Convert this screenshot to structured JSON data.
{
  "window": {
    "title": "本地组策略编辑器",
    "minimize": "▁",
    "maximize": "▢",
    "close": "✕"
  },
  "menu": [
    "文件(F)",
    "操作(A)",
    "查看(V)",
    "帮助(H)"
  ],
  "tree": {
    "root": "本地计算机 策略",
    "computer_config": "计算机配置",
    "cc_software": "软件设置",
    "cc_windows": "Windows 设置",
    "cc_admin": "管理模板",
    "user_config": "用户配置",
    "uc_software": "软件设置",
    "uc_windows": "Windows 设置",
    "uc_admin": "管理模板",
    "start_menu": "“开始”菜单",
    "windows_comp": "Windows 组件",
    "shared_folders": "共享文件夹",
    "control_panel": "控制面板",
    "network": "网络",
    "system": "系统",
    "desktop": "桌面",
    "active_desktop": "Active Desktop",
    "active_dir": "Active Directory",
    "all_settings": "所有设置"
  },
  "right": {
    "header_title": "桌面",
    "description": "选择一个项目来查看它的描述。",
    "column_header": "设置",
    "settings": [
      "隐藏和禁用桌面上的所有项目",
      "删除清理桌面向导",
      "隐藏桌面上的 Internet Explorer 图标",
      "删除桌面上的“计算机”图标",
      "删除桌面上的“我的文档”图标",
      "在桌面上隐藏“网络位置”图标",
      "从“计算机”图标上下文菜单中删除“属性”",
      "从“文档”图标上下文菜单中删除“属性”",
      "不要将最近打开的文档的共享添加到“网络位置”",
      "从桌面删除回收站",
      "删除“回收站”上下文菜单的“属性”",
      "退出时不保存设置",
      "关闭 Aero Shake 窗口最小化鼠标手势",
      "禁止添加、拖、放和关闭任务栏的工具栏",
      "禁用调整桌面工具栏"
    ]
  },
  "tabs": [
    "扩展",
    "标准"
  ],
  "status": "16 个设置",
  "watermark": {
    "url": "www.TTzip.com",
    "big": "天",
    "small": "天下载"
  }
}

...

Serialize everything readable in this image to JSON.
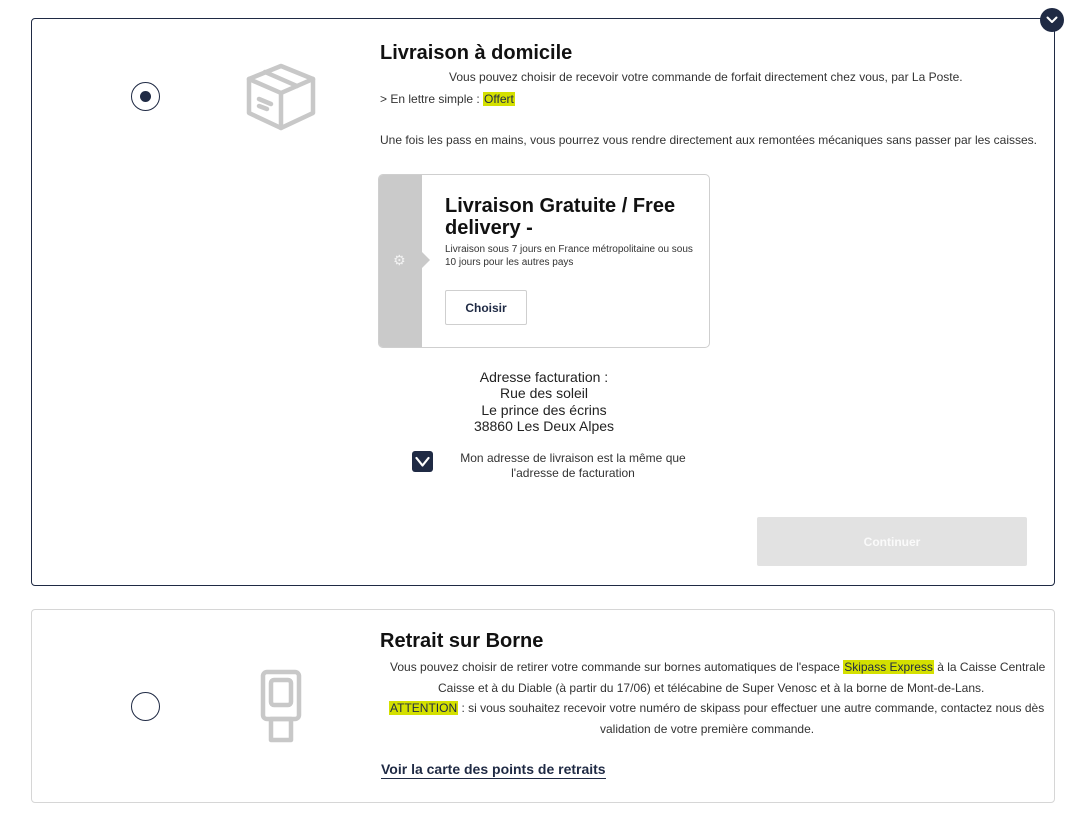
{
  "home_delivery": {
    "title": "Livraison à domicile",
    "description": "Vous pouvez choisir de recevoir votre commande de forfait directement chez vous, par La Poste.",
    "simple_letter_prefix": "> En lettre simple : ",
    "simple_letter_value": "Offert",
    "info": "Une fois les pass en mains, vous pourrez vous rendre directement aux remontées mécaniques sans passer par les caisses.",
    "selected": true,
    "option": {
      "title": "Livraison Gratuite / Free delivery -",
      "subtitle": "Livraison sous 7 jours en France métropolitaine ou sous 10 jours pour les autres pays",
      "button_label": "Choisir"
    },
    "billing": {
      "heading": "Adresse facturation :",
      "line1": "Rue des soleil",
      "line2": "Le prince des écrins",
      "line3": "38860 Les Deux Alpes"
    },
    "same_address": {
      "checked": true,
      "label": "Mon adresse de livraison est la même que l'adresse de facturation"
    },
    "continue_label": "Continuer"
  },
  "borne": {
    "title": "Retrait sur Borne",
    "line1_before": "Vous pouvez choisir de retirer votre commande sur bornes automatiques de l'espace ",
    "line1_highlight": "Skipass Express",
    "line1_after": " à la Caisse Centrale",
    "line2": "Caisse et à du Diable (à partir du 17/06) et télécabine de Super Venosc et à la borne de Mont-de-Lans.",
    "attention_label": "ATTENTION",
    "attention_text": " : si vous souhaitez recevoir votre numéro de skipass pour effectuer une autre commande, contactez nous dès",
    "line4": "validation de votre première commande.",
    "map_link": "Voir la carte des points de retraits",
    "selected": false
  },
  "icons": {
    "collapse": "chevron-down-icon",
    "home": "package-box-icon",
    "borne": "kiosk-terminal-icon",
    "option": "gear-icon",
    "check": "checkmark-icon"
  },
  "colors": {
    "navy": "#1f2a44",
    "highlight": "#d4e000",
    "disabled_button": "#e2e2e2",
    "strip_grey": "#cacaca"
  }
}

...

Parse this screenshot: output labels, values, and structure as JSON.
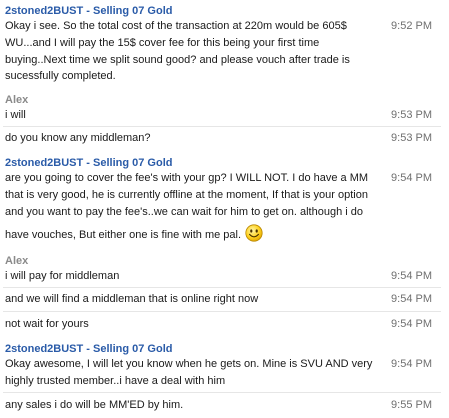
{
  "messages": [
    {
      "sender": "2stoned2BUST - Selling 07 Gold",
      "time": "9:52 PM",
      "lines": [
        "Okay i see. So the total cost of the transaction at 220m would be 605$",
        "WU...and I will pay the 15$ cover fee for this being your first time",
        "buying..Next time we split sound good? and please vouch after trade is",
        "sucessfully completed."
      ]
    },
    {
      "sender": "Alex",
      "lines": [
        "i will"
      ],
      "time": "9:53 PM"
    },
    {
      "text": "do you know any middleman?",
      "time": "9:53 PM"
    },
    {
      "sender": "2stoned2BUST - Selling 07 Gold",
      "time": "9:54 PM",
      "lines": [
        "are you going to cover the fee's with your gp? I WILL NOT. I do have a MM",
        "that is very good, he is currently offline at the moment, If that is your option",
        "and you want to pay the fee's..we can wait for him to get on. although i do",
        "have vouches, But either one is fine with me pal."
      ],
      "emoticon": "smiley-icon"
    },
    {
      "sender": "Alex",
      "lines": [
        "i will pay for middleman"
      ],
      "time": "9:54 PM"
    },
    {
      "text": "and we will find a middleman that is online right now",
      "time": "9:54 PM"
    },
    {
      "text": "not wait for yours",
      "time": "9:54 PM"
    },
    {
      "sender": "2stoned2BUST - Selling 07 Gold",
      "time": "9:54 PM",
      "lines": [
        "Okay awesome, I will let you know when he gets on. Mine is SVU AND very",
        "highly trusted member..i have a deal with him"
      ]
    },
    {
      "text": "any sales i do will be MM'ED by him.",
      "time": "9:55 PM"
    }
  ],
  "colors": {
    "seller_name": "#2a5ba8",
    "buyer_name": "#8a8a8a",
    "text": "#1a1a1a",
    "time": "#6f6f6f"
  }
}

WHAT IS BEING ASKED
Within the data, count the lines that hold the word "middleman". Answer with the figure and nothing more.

RESPONSE BOX
3